### What this task involves
Count the lines in the entries below that mention the string "types", then write that number by itself.

┌────────

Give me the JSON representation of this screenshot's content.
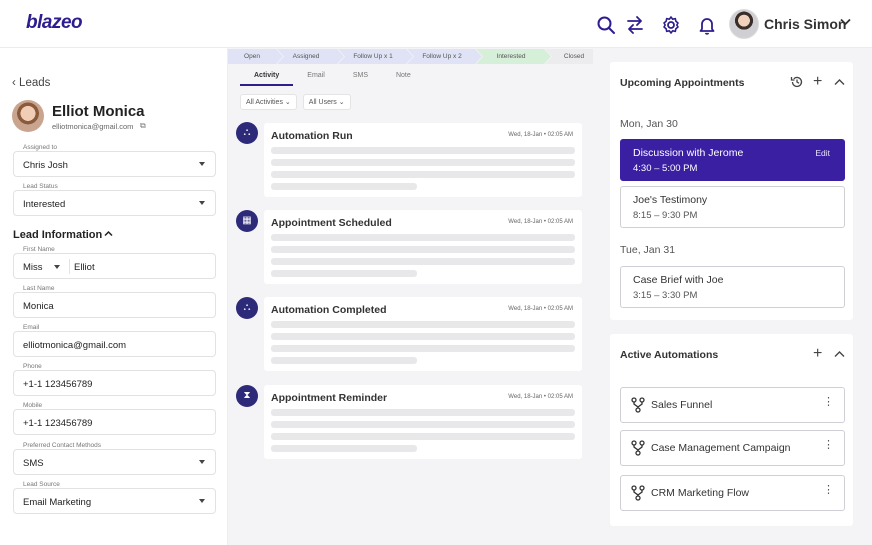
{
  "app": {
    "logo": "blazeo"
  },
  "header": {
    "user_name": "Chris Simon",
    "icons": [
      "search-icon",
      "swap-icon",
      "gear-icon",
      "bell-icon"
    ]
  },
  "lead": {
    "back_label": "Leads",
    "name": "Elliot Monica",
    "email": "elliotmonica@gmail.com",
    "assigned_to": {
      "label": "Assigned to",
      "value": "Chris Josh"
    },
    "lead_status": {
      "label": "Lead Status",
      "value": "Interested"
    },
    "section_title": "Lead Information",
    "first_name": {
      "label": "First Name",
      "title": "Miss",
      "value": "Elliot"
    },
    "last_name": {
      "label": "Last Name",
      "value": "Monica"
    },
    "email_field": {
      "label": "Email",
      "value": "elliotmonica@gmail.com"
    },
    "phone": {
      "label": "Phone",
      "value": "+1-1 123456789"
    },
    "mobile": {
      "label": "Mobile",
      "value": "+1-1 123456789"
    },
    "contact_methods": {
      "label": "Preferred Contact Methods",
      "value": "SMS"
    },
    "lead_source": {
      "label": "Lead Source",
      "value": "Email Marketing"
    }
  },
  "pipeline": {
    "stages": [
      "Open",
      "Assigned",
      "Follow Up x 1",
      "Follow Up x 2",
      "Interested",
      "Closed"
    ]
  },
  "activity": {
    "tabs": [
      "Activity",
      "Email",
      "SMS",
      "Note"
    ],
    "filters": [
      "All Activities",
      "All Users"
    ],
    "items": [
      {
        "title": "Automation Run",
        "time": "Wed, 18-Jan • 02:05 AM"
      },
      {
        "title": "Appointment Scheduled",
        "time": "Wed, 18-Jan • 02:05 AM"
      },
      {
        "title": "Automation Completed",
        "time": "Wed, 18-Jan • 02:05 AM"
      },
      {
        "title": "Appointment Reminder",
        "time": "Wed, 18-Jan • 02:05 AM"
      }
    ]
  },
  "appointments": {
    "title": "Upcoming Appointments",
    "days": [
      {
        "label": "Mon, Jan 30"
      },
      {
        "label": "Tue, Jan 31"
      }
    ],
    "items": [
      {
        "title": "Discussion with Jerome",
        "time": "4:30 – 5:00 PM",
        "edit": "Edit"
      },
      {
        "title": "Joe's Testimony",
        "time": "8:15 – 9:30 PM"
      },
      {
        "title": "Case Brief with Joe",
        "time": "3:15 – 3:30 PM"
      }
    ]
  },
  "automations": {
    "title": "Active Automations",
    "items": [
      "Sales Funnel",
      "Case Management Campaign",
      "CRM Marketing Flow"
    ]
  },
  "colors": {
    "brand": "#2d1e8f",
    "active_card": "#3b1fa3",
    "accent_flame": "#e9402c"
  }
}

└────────
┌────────

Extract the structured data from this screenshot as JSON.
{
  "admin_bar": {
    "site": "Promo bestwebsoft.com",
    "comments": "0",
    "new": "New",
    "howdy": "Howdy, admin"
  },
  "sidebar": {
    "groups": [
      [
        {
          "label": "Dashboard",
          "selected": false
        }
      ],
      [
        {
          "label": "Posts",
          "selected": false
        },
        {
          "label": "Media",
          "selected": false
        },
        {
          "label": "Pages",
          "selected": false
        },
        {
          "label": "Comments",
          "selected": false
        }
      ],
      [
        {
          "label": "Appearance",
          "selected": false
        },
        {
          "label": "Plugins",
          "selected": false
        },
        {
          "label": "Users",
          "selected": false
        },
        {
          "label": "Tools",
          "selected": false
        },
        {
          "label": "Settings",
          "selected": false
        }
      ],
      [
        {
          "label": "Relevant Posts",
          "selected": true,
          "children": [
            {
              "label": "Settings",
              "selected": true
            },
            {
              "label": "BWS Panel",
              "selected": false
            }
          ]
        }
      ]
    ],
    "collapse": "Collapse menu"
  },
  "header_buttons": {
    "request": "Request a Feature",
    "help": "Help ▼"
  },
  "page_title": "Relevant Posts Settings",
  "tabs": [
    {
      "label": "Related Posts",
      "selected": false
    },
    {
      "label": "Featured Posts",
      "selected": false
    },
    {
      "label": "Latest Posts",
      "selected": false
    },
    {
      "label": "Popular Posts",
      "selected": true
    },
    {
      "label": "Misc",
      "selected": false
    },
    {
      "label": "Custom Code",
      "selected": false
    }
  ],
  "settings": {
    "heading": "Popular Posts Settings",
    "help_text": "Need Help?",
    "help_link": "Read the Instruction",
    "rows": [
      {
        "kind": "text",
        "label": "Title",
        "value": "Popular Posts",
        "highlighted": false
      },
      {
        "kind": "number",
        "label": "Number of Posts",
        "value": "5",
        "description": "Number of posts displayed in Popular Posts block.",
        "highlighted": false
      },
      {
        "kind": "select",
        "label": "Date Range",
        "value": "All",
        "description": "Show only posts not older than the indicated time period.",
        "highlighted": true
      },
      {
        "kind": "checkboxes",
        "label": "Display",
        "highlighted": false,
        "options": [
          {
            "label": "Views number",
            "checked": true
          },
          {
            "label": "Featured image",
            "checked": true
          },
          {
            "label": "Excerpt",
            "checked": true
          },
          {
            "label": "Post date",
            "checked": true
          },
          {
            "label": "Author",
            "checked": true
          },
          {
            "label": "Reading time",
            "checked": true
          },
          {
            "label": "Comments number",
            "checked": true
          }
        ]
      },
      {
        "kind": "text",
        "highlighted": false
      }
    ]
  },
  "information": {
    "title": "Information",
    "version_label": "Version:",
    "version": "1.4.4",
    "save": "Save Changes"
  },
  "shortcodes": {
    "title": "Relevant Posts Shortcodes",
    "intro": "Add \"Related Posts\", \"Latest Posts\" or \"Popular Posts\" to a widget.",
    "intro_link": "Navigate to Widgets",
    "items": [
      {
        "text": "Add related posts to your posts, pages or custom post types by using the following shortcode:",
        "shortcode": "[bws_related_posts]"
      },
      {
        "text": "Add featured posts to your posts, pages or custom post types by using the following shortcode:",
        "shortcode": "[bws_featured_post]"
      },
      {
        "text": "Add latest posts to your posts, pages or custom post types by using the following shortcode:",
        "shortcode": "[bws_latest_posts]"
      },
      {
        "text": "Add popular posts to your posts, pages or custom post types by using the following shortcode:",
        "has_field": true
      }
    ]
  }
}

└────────
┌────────

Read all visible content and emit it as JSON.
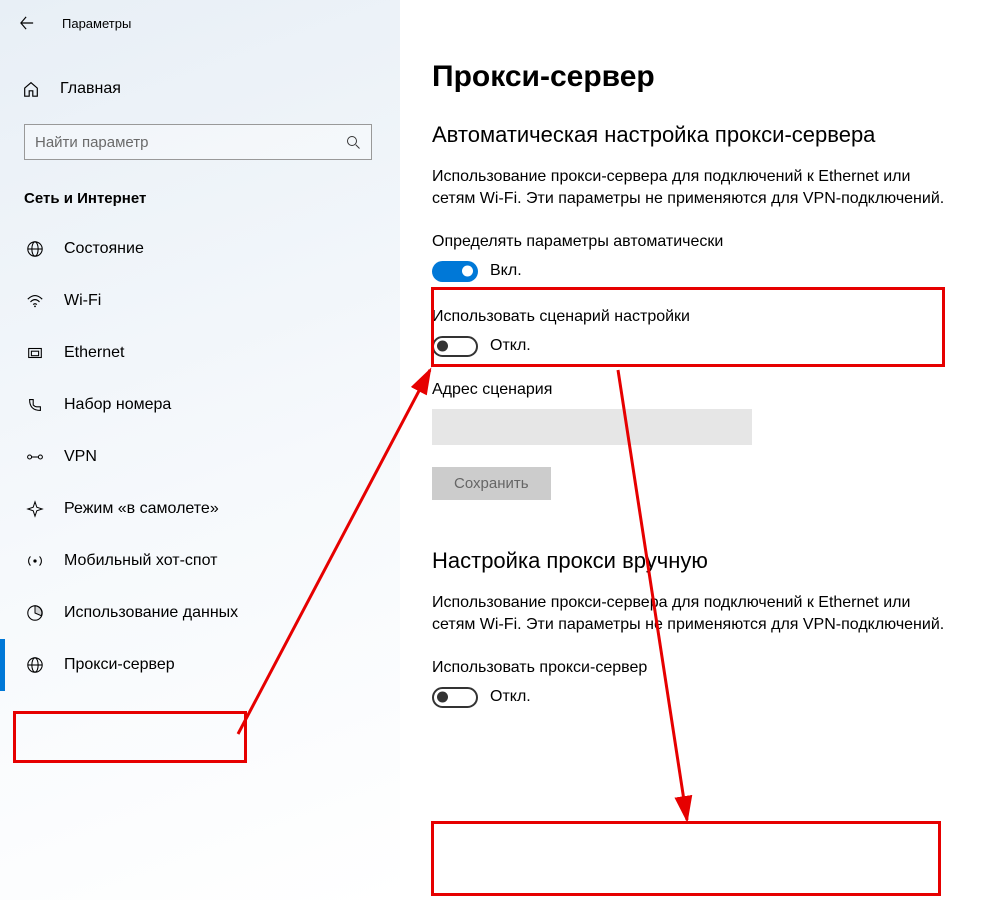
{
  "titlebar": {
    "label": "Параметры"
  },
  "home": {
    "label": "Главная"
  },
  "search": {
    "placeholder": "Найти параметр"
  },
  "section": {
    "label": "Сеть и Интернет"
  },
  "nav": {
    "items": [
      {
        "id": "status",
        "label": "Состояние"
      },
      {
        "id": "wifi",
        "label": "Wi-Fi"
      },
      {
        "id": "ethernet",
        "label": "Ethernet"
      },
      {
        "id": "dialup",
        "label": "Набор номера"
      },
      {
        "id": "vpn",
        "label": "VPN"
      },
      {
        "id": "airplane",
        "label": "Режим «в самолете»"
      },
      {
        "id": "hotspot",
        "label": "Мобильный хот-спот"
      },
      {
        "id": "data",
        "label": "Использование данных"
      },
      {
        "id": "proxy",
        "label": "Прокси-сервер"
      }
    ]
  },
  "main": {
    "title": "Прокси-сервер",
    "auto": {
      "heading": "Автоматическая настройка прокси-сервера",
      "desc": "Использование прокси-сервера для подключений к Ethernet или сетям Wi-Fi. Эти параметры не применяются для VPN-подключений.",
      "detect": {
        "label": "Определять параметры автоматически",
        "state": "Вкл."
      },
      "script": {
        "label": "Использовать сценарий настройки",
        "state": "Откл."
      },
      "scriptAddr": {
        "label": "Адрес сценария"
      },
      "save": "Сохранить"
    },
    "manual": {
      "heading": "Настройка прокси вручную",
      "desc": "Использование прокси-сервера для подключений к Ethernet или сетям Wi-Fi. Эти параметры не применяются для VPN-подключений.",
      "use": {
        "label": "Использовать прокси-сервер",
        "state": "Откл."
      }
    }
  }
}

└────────

### Task response
4